In fact, to greatly improve your job search results, the number of conversations with these decision makers is the ultimate metric you should be tracking. Not job leads found. Not new connections on social media. Not applications sent.
So in this social media-don’t-email-me-hide-behind-the-computer era, how do you find these people? The answer, while not simple, is clear: you must use a combination of new school tactics (technology, social media) and old school activities (phone, in-person, snail mail) to start conversations with people.
Because ultimately, people hire people.
Here are 10 ways to connect directly with hiring managers you do not know and start engaging conversations:
Pick Up the Phone!
Pick up the phone and call them. Yes, I said it. Dial a phone number. Not sure what number? If you know their employer, get the main number for their company and call asking to be transferred. Old school is new to you, right?
Perform a search engine search (Bing, Google, etc…) and see what information exists online for this person. This search will often produce other ways to connect: industry associations, clubs, volunteer efforts, etc.
Request an Introduction
Look up the person and see which connections you have in common. Determine if you can ask for an introduction through one of your mutual connections.
Connect thru LinkedIn Groups
Go to the hiring managers LinkedIn profile. Scroll to the bottom and see which groups they belong to. Now, join the group and then reach out to the person as a group member.
Facebook is Your Friend
So is Twitter, Google+, Pinterest and every other social network.
Check out if they have a Facebook personal page, Twitter account or Google+ account using the respective search function within the medium. Then reach out to them privately or openly through a mention in a post. Important: give them a reason to connect other than “I’m in a job search.”
Find Their Online Professional Presence
Do they have an executive bio page on the company website? Do they sit on a board of a local start-up or non-profit? More often than you might expect, an executive bio page is a great way to connect.
Use Contact Us Page
Are they a blogger?
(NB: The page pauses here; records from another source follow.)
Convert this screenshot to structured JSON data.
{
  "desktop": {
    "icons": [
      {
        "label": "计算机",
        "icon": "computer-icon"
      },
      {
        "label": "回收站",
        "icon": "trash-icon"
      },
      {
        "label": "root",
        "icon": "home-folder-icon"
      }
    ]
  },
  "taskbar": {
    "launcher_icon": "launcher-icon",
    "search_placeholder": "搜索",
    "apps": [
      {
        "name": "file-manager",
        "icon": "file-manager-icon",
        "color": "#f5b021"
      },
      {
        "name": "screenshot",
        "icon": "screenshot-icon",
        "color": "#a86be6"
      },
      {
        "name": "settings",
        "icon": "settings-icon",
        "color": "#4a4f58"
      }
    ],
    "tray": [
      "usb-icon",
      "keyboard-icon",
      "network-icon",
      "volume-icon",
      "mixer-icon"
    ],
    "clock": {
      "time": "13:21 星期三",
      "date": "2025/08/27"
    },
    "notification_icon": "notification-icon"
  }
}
Do they guest post on HR blogs? Industry media sites? Do they run a side gig? Reach out using the “Contact Us” page with a question related to their latest post, the mission of the business, etc.
Send a Contact Request on Skype
Do they have a Skype account? If so, be sure to reach out, but only if you can clearly state your compelling reason to connect in the message area. If you can’t do that, your request may be seen as spam.
Go Old School: Email
Email is great, and it is much easier to find their email address than you might expect!
Pop their name, the company name/url and the word “email” into a search engine and see if their email address is published online anywhere. No luck? On LinkedIn or Google, find the email address of someone else who works at that same company. If the colleagues name is Mary Smith and their email is ‘email@example.com’ then the hiring manager’s email address likely follows that same format.
Go Older-School: Snail Mail
Send a letter. People receive 100s of emails per day now, but only 5-10 pieces of snail per day—so this is a highly viable option to get noticed in today’s world. Ff you want to make a ig splash, consider express mailing it with a signature required.
In today’s world, there are so many ways to connect with someone. A lack of persistence, creativity or a compelling message are the only reasons that can prevent a connection from taking place. Never give up and keep moving your job search forward!
For this post, YouTern thanks our friends at Chameleon Resumes.
About the Author: Lisa Rangel is founder and managing director of Chameleon Resumes, a Forbes Top 100 Career Website, has helped hundreds of people land the exact job they wanted – even when they weren’t sure they would get an interview. Lisa is a 7-time certified resume writer and job search consultant, a former recruiter and one of the few executive resume writers performing resume and job search-related contract work for LinkedIn. She has been featured on Forbes.com, LinkedIn, Investors Business Daily, and so many more publications. Follow Lisa on Twitter!